Behind closed doors: a case study (p4 - p9)
Recreation and music therapy: an experimental study (p10 - p 13)
The paper outlines current trends in experimental research in music therapy and then presents an individual case study which examines the impact of recreational musical activities on the subject.
Music therapy in education (p14 - p17)
This paper discusses the connection between music and the cognitive processes. It refers to learning experiences for children with learning difficulties with special reference to observational and perceptual abilities, interactive processes and memory stimulation. In this context the paper discusses how music can influence and even precipitate awareness.
The paper also discusses the importance of a therapeutic learning environment and the influence of music as a sometimes essential aspect of this environment. It distinguishes between music education and music therapy and points out the relevance of music therapy as an established part of the curriculum in the appropriate setting.
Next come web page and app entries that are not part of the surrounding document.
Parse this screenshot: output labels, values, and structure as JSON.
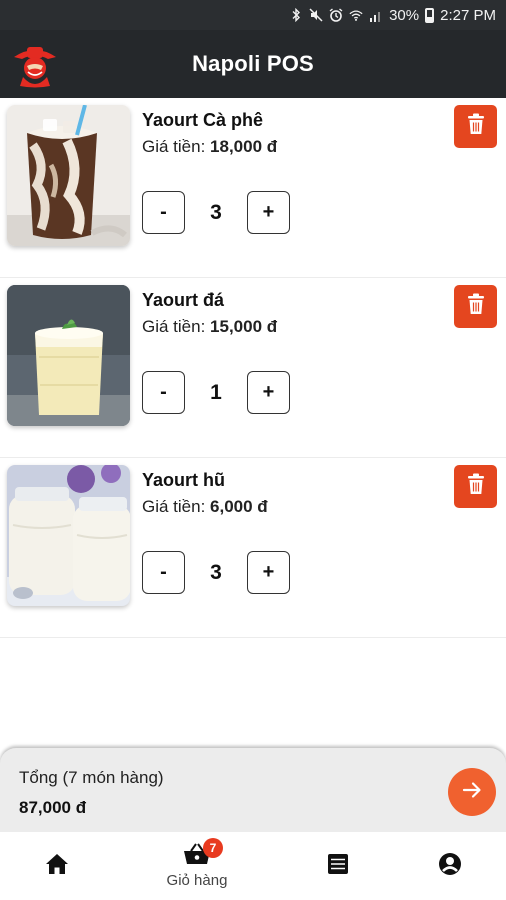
{
  "status_bar": {
    "battery": "30%",
    "time": "2:27 PM"
  },
  "app_bar": {
    "title": "Napoli POS"
  },
  "cart": {
    "items": [
      {
        "name": "Yaourt Cà phê",
        "price_label": "Giá tiền:",
        "price": "18,000 đ",
        "quantity": "3",
        "minus": "-",
        "plus": "+"
      },
      {
        "name": "Yaourt đá",
        "price_label": "Giá tiền:",
        "price": "15,000 đ",
        "quantity": "1",
        "minus": "-",
        "plus": "+"
      },
      {
        "name": "Yaourt hũ",
        "price_label": "Giá tiền:",
        "price": "6,000 đ",
        "quantity": "3",
        "minus": "-",
        "plus": "+"
      }
    ]
  },
  "summary": {
    "label": "Tổng (7 món hàng)",
    "total": "87,000 đ"
  },
  "bottom_nav": {
    "cart_label": "Giỏ hàng",
    "cart_badge": "7"
  },
  "colors": {
    "accent": "#e4461f",
    "checkout": "#f0612f",
    "app_bar": "#25282b"
  },
  "icons": [
    "bluetooth-icon",
    "mute-icon",
    "alarm-icon",
    "wifi-icon",
    "signal-icon",
    "battery-icon",
    "logo-icon",
    "trash-icon",
    "arrow-right-icon",
    "home-icon",
    "basket-icon",
    "list-icon",
    "account-icon"
  ]
}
The ideas set out here have been borne out by the writer's work at a treatment centre for children with multiple problems in Toronto, Canada. The primary classroom in this centre incorporates a daily ritual of music. It is at these times that the children's attention is centred. Appendix A provides a summary of three clinical examples. Appendix B provides a list of the areas in an education setting that would be enhanced by music therapy.
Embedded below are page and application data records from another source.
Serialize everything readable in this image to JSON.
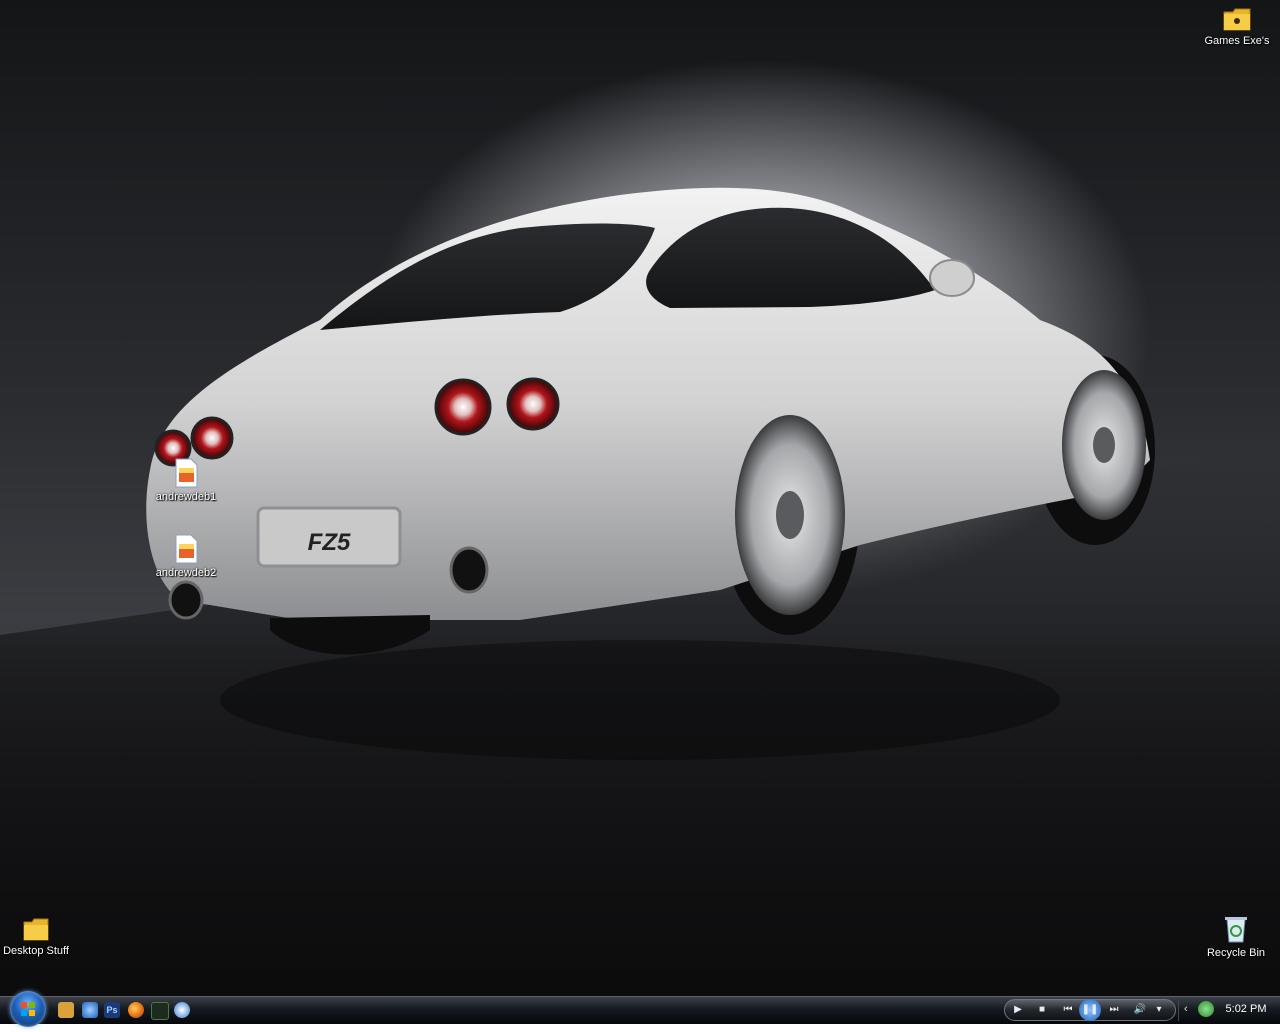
{
  "desktop": {
    "icons": {
      "games": "Games Exe's",
      "file1": "andrewdeb1",
      "file2": "andrewdeb2",
      "folder": "Desktop Stuff",
      "recycle": "Recycle Bin"
    },
    "wallpaper": {
      "plate_text": "FZ5",
      "car_color": "#d9d9d9"
    }
  },
  "taskbar": {
    "quick_launch": [
      "show-desktop-icon",
      "internet-explorer-icon",
      "photoshop-icon",
      "firefox-icon",
      "winamp-icon",
      "media-player-icon"
    ],
    "clock": "5:02 PM",
    "media_controls": [
      "play-icon",
      "stop-icon",
      "previous-icon",
      "pause-icon",
      "next-icon",
      "volume-icon"
    ]
  },
  "colors": {
    "taskbar": "#0d1015",
    "orb": "#1c5fb8",
    "taillight": "#b1151a"
  }
}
Mapping the territory (p18 - p27)
This paper outlines a model for assessing adult clients in creative music therapy based on a phenomenological approach to organising the descriptive level.
Music therapy and Alzheimer's disease (p28 - p37)
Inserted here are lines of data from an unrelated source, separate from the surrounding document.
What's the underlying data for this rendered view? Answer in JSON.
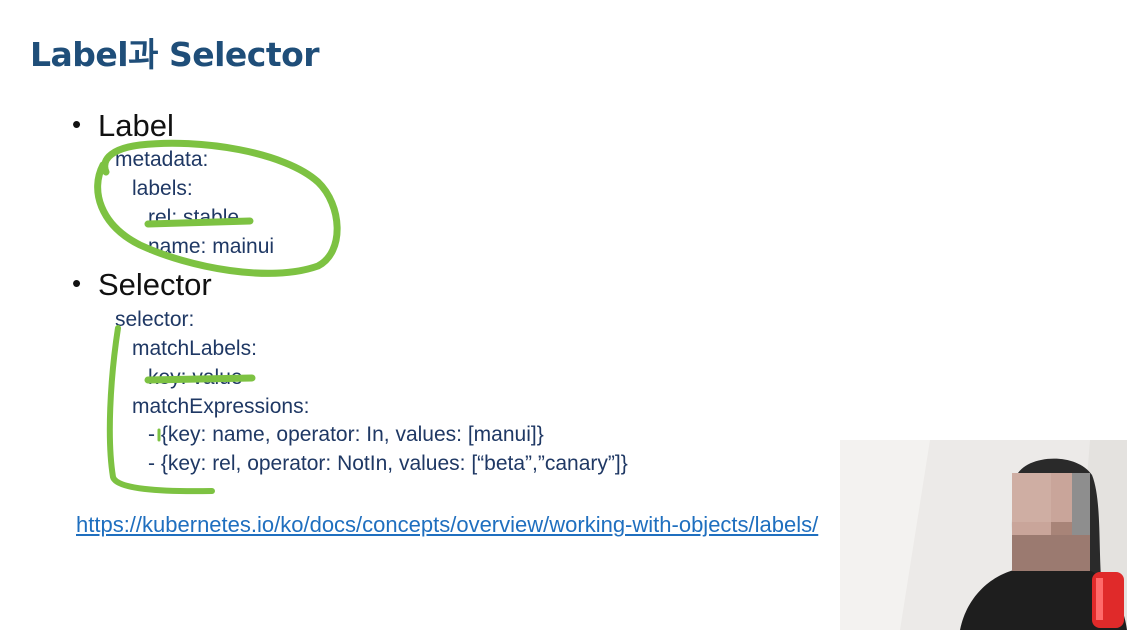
{
  "slide": {
    "title": "Label과 Selector",
    "bullets": [
      {
        "label": "Label",
        "code": [
          "metadata:",
          "labels:",
          "rel: stable",
          "name: mainui"
        ]
      },
      {
        "label": "Selector",
        "code": [
          "selector:",
          "matchLabels:",
          "key: value",
          "matchExpressions:",
          "- {key: name, operator: In, values: [manui]}",
          "- {key: rel, operator: NotIn, values: [“beta”,”canary”]}"
        ]
      }
    ],
    "link": "https://kubernetes.io/ko/docs/concepts/overview/working-with-objects/labels/"
  },
  "annotations": {
    "marker_color": "#7dc242"
  },
  "webcam": {
    "background_color": "#eceae8",
    "person_colors": [
      "#2a2a2a",
      "#c9a59a",
      "#9b7a70",
      "#e02a2a"
    ]
  }
}
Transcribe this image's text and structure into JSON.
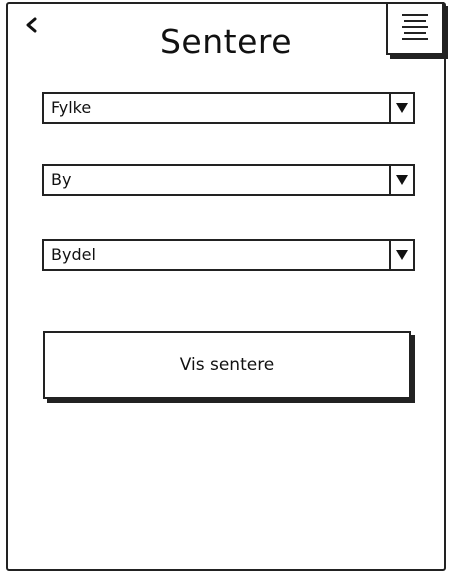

Psychoanalytical explorations in music, edited by Stuart Feder, Richard L Karmel and George H Pollock - Reviewed by Mary Priestley (p38 - p39)
Music Imagination and Culture, by Nicholas Cook - Reviewed by Mercédès Pavlicevic (p38 - p39)